Pickering and Chater (P&C) maintain that folk psychology and cognitive science should neither compete nor cooperate. Each is an independent enterprise, with a distinct subject matter and characteristic modes of explanation. P&C''s case depends upon their characterizations of cognitive science and folk psychology. We question the basis for their characterizations, challenge both the coherence and the individual adequacy of their contrasts between the two, and show that they waver in their views about the scope of each. We conclude that P&C (...) do not so muchdiscover ascreate the gap they find between folk psychology and cognitive science. It is an artifact of their implausible and unmotivated attempt to demarcate the two areas, and of the excessively narrow accounts they give of each. (shrink)
The dissimilarities between human artefacts and the universe are striking. We experience only a tiny part of the universe, and much of that is unknown to us. Aren’t our inferences hopelessly anthropomorphic; why not compare the universe to a plant or animal instead?
Historically labor has been central to human interactions with the environment, yet environmentalists pay it scant attention. Indeed, they have been critical of those who foreground labor in their politics, socialists in particular. However, environmentalists have found the nineteenth-century socialist William Morris appealing despite the fact that he wrote extensively on labor. This paper considers the place of labor in the relationship between humanity and the natural world in the work of Morris and two of his contemporaries, the (...) eminent scientist Thomas Henry Huxley, and the Fabian socialist Herbert George Wells. I suggest that Morris's conception of labor has much to recommend it to environmentalists who are also interested in issues of social justice. (shrink)
During the British socialist revival of the 1880s competing theories of evolution were central to disagreements about strategy for social change. In News from Nowhere (1891), William Morris had portrayed socialism as the result of Lamarckian processes, and imagined a non-Malthusian future. H.G. Wells, an enthusiastic admirer of Morris in the early days of the movement, became disillusioned as a result of the Malthusianism he learnt from Huxley and his subsequent rejection of Lamarckism in light of Weismann's experiments (...) on mice. This brought him into conflict with his fellow Fabian, George Bernard Shaw, who rejected neo-Darwinism in favour of a Lamarckian conception of change he called "creative evolution.". (shrink)

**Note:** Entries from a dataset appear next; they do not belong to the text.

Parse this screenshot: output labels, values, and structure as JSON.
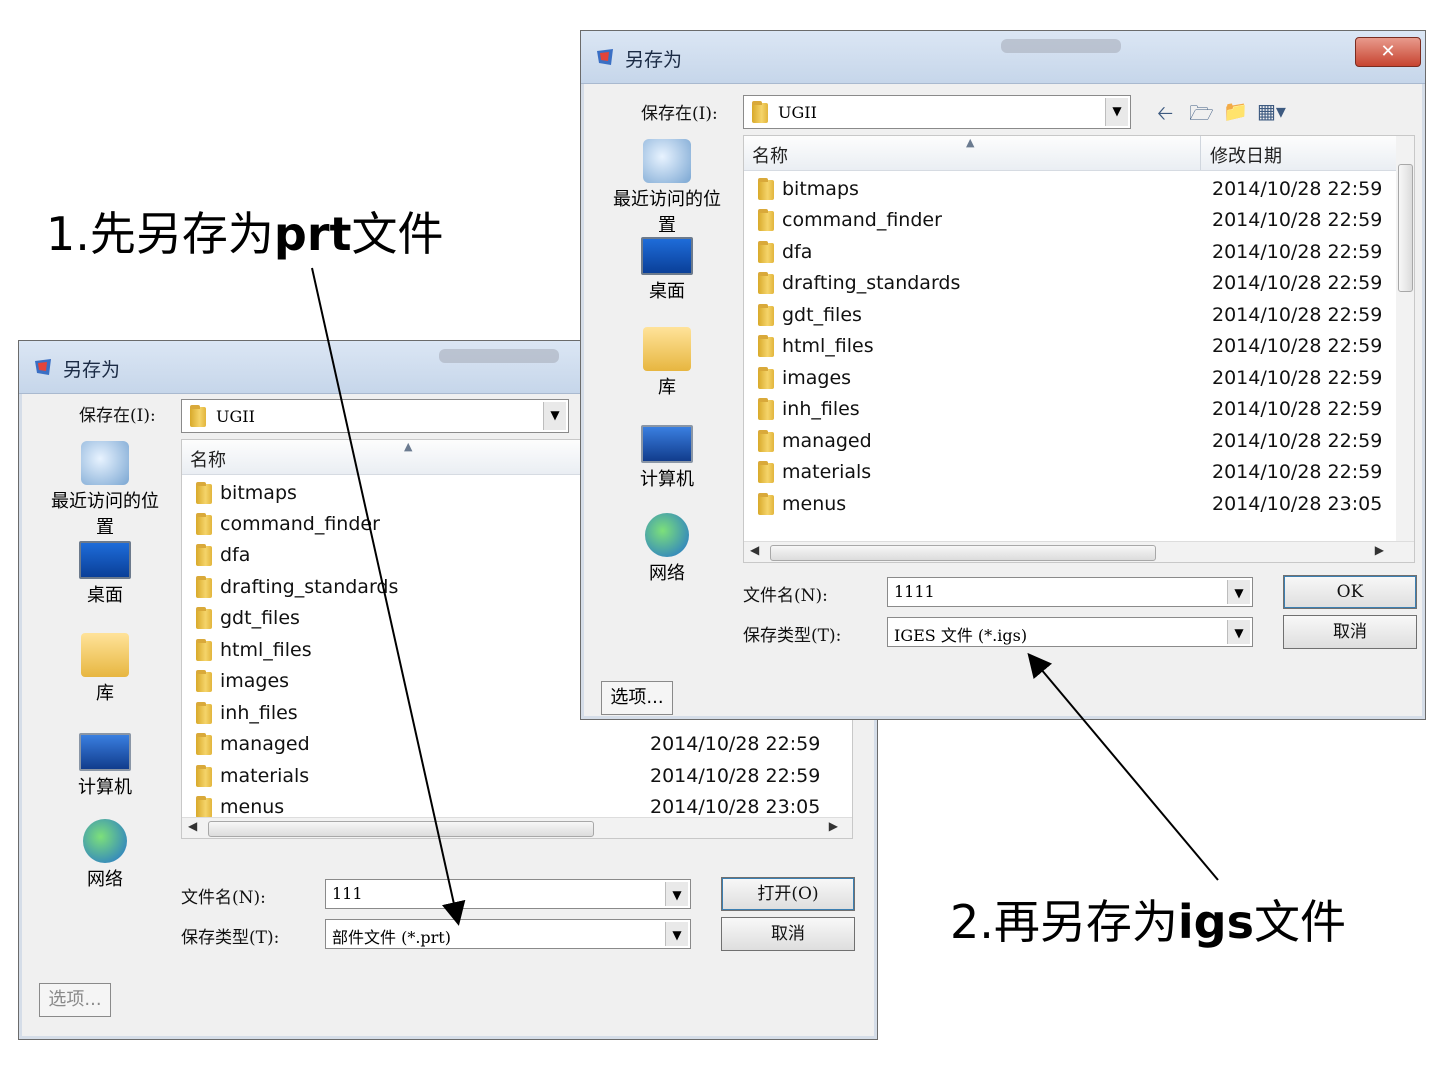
{
  "annotations": {
    "step1": {
      "prefix": "1.先另存为",
      "bold": "prt",
      "suffix": "文件"
    },
    "step2": {
      "prefix": "2.再另存为",
      "bold": "igs",
      "suffix": "文件"
    }
  },
  "dialog_back": {
    "title": "另存为",
    "save_in_label": "保存在(I):",
    "save_in_value": "UGII",
    "places": [
      "最近访问的位置",
      "桌面",
      "库",
      "计算机",
      "网络"
    ],
    "column_name": "名称",
    "files": [
      {
        "name": "bitmaps"
      },
      {
        "name": "command_finder"
      },
      {
        "name": "dfa"
      },
      {
        "name": "drafting_standards"
      },
      {
        "name": "gdt_files"
      },
      {
        "name": "html_files"
      },
      {
        "name": "images"
      },
      {
        "name": "inh_files"
      },
      {
        "name": "managed",
        "date": "2014/10/28 22:59"
      },
      {
        "name": "materials",
        "date": "2014/10/28 22:59"
      },
      {
        "name": "menus",
        "date": "2014/10/28 23:05"
      }
    ],
    "filename_label": "文件名(N):",
    "filename_value": "111",
    "filetype_label": "保存类型(T):",
    "filetype_value": "部件文件 (*.prt)",
    "ok_button": "打开(O)",
    "cancel_button": "取消",
    "options_button": "选项..."
  },
  "dialog_front": {
    "title": "另存为",
    "save_in_label": "保存在(I):",
    "save_in_value": "UGII",
    "places": [
      "最近访问的位置",
      "桌面",
      "库",
      "计算机",
      "网络"
    ],
    "column_name": "名称",
    "column_date": "修改日期",
    "files": [
      {
        "name": "bitmaps",
        "date": "2014/10/28 22:59"
      },
      {
        "name": "command_finder",
        "date": "2014/10/28 22:59"
      },
      {
        "name": "dfa",
        "date": "2014/10/28 22:59"
      },
      {
        "name": "drafting_standards",
        "date": "2014/10/28 22:59"
      },
      {
        "name": "gdt_files",
        "date": "2014/10/28 22:59"
      },
      {
        "name": "html_files",
        "date": "2014/10/28 22:59"
      },
      {
        "name": "images",
        "date": "2014/10/28 22:59"
      },
      {
        "name": "inh_files",
        "date": "2014/10/28 22:59"
      },
      {
        "name": "managed",
        "date": "2014/10/28 22:59"
      },
      {
        "name": "materials",
        "date": "2014/10/28 22:59"
      },
      {
        "name": "menus",
        "date": "2014/10/28 23:05"
      }
    ],
    "filename_label": "文件名(N):",
    "filename_value": "1111",
    "filetype_label": "保存类型(T):",
    "filetype_value": "IGES 文件 (*.igs)",
    "ok_button": "OK",
    "cancel_button": "取消",
    "options_button": "选项..."
  }
}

This article examines William Morris’s idea of Englishness, considered through a critique of his concept of fellowship or community. It looks at the charge that Morris wrongly neglected the importance of nationality as a focus for organization in socialism, preferring instead an internationalist ideal, based on an unworkable model of small-scale community. I defend Morris against these claims by arguing that Morris’s socialism was consistent with expressions of nationality and that his communitarianism was grounded on a (...) concept of enjoyable labour, not friendship as is often supposed. (shrink)